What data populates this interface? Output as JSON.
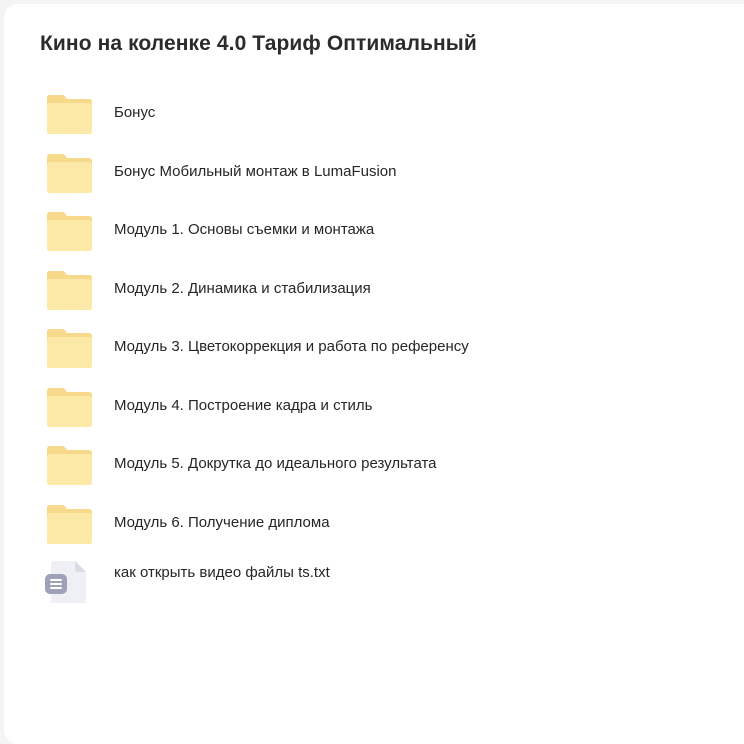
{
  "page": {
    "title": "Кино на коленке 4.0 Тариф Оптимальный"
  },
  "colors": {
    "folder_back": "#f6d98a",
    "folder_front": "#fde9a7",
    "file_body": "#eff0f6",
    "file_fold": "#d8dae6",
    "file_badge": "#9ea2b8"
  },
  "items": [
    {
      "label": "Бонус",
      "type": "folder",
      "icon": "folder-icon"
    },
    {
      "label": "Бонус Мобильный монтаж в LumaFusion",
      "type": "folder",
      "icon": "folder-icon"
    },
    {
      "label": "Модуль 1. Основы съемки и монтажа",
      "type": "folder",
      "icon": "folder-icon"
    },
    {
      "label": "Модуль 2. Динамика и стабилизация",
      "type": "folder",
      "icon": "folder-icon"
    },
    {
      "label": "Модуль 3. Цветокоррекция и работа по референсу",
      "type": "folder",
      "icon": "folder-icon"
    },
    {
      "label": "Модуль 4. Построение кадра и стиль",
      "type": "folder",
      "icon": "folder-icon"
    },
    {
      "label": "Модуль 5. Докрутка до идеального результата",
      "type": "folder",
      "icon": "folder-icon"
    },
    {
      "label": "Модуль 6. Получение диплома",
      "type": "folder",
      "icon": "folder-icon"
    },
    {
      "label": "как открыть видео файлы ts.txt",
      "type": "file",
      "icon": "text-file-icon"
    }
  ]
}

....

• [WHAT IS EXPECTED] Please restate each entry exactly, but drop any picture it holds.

• [TASK ANSWER]
What data populates this interface? Output as JSON.
{
  "page": {
    "title": "Кино на коленке 4.0 Тариф Оптимальный"
  },
  "colors": {
    "folder_back": "#f6d98a",
    "folder_front": "#fde9a7",
    "file_body": "#eff0f6",
    "file_fold": "#d8dae6",
    "file_badge": "#9ea2b8"
  },
  "items": [
    {
      "label": "Бонус",
      "type": "folder",
      "icon": "folder-icon"
    },
    {
      "label": "Бонус Мобильный монтаж в LumaFusion",
      "type": "folder",
      "icon": "folder-icon"
    },
    {
      "label": "Модуль 1. Основы съемки и монтажа",
      "type": "folder",
      "icon": "folder-icon"
    },
    {
      "label": "Модуль 2. Динамика и стабилизация",
      "type": "folder",
      "icon": "folder-icon"
    },
    {
      "label": "Модуль 3. Цветокоррекция и работа по референсу",
      "type": "folder",
      "icon": "folder-icon"
    },
    {
      "label": "Модуль 4. Построение кадра и стиль",
      "type": "folder",
      "icon": "folder-icon"
    },
    {
      "label": "Модуль 5. Докрутка до идеального результата",
      "type": "folder",
      "icon": "folder-icon"
    },
    {
      "label": "Модуль 6. Получение диплома",
      "type": "folder",
      "icon": "folder-icon"
    },
    {
      "label": "как открыть видео файлы ts.txt",
      "type": "file",
      "icon": "text-file-icon"
    }
  ]
}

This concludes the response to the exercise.